WHAT THIS TASK INVOLVES:
In the data below, which lines hold the word "Outros"? Copy them.

EXERCISE DATA:
"""
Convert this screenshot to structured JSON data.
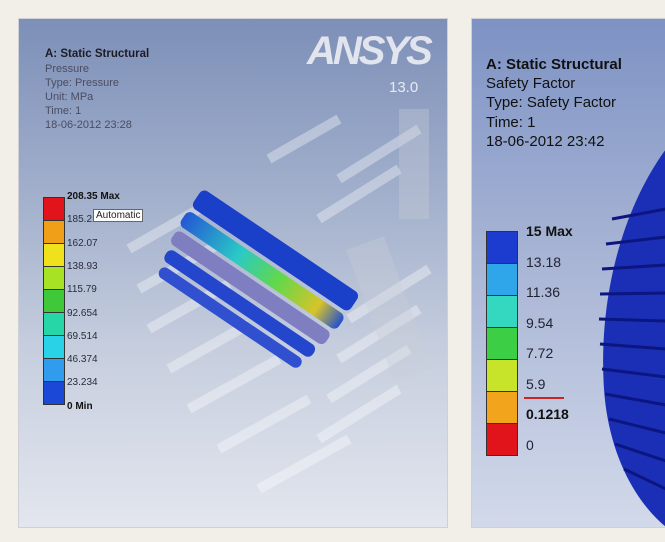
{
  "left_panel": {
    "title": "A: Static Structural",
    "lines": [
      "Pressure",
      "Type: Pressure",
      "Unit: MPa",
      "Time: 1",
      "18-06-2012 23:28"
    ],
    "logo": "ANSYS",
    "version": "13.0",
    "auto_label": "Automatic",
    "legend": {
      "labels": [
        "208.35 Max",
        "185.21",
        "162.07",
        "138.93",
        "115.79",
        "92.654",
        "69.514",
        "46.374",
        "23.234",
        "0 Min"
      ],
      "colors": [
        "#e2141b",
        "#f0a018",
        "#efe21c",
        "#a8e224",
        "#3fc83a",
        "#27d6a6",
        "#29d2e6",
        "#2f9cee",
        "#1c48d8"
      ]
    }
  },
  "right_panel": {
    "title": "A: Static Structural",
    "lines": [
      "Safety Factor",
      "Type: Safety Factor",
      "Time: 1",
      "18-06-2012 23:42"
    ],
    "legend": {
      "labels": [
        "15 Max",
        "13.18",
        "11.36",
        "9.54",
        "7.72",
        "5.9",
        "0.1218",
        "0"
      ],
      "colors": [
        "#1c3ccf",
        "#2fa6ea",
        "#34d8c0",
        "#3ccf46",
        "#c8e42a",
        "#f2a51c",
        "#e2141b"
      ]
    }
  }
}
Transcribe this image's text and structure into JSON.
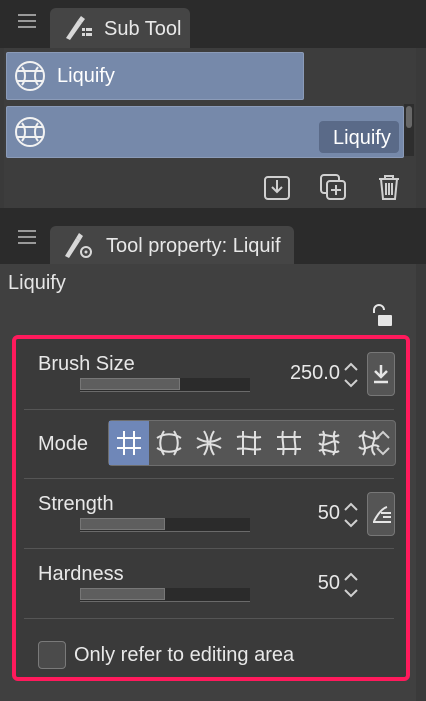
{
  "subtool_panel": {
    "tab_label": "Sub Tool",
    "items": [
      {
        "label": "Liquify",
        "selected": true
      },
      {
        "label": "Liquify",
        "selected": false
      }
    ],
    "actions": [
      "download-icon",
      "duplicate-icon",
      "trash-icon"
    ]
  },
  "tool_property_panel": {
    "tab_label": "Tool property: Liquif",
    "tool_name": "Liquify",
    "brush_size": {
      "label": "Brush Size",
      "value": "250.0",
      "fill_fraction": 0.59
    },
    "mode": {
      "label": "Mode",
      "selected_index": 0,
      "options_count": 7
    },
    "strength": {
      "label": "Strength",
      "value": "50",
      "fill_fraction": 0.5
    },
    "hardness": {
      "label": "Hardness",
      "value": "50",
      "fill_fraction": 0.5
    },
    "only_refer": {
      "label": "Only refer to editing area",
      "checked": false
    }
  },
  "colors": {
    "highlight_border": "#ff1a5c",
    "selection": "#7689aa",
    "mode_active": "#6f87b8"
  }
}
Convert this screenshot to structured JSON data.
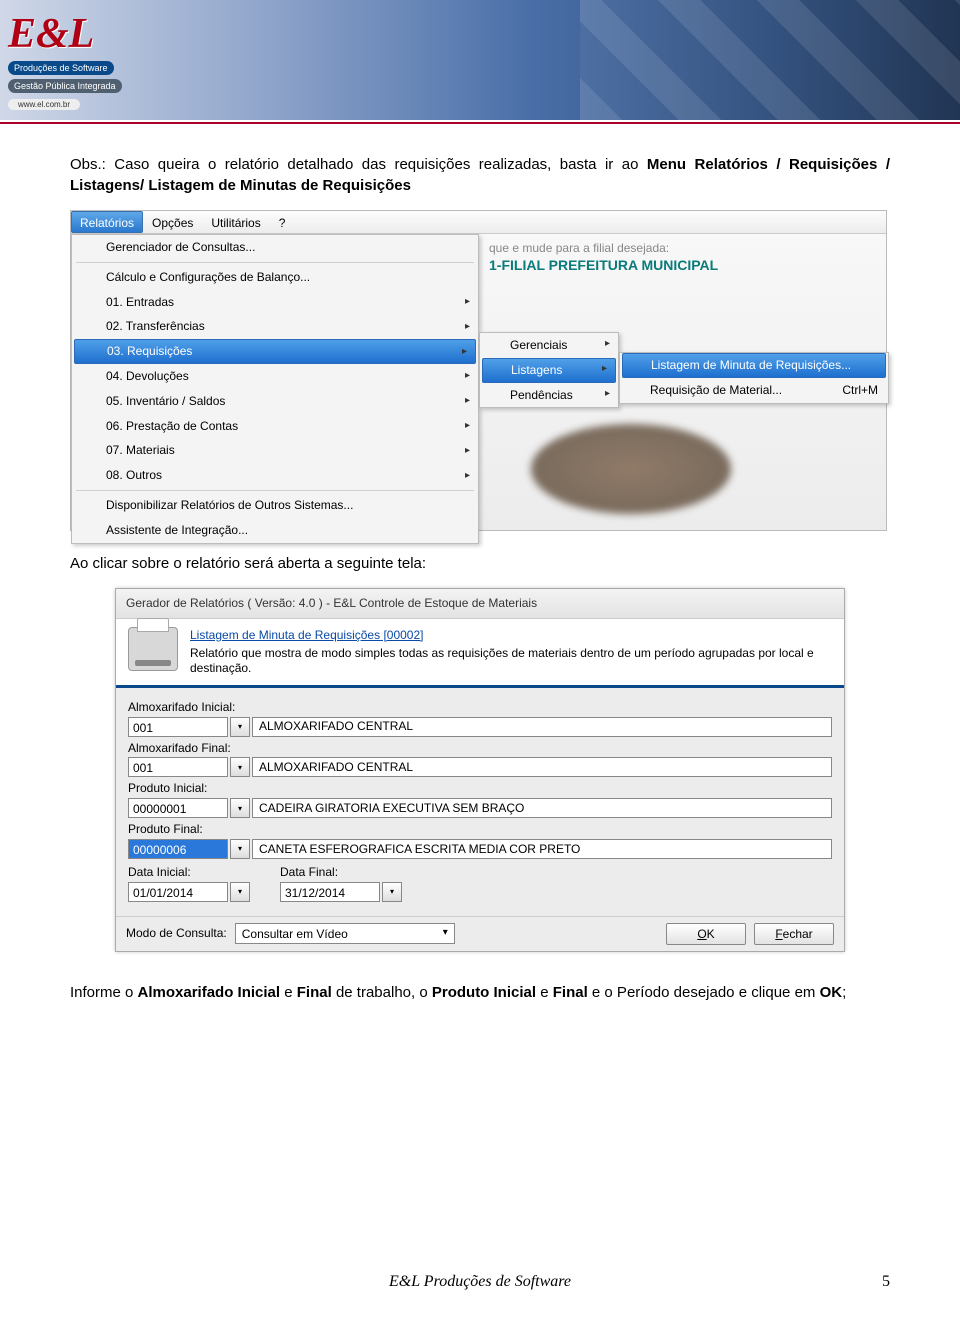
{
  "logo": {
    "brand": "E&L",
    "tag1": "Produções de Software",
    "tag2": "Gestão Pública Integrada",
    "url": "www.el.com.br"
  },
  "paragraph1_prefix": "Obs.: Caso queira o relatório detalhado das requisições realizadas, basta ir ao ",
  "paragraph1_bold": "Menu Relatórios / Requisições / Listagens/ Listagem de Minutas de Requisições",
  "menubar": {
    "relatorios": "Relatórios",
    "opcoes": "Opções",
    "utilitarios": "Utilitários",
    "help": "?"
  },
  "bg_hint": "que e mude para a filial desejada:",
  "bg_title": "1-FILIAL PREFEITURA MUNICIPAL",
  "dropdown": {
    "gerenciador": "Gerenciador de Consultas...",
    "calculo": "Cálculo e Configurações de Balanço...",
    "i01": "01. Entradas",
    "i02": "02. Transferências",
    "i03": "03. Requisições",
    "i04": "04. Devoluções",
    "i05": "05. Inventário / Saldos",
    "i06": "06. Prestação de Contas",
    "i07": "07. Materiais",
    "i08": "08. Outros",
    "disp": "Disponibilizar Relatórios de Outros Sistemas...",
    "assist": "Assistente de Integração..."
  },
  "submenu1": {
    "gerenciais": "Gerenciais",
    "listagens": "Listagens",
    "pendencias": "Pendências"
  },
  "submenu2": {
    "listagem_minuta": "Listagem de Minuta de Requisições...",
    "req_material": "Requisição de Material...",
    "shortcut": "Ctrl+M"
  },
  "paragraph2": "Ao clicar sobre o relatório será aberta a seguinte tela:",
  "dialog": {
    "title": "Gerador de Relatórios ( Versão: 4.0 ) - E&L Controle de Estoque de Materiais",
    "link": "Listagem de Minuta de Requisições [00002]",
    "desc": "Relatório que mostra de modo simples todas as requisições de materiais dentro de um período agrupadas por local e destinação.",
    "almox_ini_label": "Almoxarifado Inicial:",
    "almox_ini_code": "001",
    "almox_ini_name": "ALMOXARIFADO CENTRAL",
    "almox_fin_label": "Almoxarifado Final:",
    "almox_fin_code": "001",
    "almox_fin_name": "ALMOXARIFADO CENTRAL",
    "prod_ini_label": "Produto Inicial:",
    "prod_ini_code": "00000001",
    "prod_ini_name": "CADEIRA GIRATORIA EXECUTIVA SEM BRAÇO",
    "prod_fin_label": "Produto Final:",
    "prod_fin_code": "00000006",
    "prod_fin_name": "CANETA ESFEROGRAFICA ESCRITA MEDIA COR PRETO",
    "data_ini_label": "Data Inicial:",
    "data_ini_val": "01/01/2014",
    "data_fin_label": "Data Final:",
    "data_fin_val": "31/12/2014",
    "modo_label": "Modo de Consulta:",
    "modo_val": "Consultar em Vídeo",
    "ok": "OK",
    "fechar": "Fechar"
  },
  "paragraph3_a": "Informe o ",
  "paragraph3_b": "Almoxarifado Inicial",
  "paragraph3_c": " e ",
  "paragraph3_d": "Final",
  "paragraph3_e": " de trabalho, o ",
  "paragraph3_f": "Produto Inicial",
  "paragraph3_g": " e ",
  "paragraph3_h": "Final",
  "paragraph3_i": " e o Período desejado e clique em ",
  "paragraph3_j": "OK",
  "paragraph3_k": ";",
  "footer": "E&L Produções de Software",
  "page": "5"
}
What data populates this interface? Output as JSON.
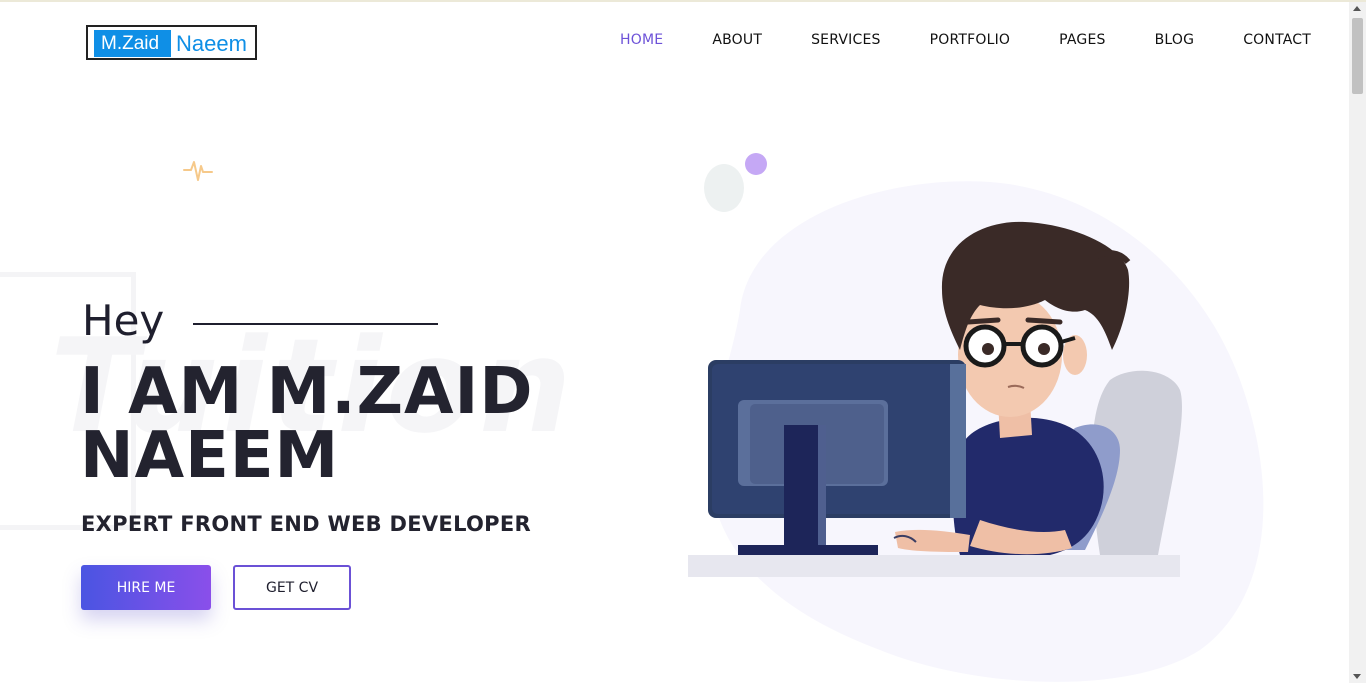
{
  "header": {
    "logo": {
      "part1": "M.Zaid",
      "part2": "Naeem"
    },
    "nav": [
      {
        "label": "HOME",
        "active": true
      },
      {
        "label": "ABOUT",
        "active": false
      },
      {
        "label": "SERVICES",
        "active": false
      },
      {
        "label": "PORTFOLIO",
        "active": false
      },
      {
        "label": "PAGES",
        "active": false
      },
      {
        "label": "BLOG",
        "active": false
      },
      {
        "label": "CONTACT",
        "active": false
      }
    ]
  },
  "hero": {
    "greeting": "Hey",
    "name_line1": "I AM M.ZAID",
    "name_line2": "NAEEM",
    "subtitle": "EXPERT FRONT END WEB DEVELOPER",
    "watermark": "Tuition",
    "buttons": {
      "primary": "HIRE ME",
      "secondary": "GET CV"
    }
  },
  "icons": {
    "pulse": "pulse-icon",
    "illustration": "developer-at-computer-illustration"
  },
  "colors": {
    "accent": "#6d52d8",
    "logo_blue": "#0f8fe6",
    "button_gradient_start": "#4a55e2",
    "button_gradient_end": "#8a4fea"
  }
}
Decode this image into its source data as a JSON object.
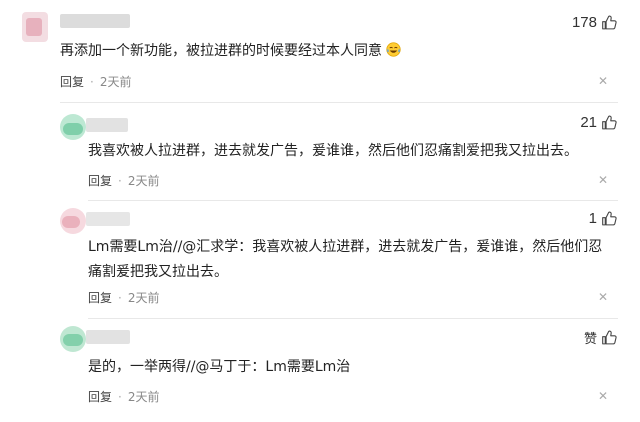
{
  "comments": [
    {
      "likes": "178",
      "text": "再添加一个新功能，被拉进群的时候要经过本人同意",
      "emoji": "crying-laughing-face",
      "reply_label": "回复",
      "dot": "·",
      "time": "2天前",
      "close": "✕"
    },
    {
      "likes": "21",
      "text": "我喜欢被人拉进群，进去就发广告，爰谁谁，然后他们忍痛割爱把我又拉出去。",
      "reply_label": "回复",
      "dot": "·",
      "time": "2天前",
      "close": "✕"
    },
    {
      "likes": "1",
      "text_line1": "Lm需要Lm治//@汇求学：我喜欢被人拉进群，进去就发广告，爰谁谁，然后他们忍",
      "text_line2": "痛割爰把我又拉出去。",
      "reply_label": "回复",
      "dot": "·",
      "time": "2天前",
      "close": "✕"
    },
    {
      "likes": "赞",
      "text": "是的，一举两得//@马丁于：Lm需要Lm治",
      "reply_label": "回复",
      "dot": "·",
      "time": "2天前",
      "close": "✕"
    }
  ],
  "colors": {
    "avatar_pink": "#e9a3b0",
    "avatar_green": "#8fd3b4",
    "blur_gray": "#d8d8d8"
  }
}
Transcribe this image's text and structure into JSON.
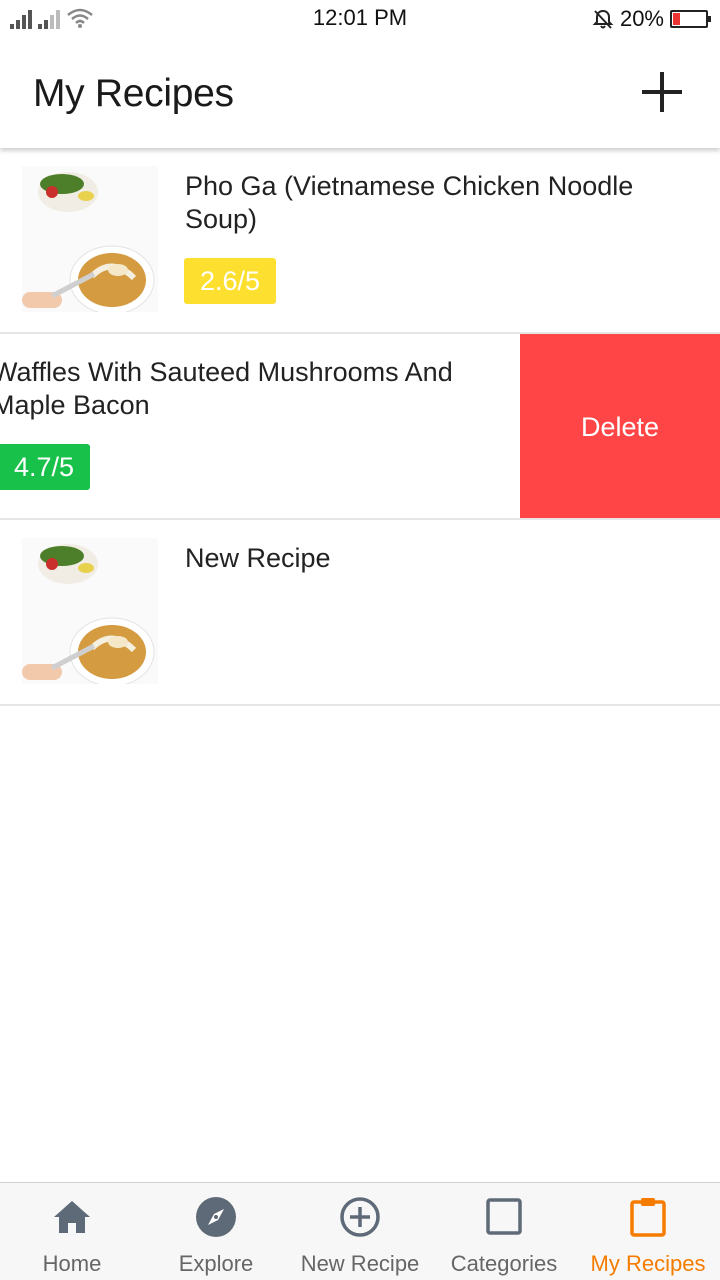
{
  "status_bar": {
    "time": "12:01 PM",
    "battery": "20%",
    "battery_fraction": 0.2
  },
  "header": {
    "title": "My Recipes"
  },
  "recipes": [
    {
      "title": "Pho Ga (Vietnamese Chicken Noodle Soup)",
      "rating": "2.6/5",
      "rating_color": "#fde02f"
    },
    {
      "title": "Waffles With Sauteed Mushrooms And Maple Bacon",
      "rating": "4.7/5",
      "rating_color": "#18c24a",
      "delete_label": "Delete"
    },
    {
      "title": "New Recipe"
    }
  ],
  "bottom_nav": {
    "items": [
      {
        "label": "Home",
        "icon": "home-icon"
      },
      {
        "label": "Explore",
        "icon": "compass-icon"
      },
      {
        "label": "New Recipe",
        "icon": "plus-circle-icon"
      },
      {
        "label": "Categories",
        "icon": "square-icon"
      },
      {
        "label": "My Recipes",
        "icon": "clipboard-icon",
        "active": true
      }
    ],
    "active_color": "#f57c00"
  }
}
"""
RESULT FOR THIS EXERCISE:
    "i08": "08. Outros",
    "disp": "Disponibilizar Relatórios de Outros Sistemas...",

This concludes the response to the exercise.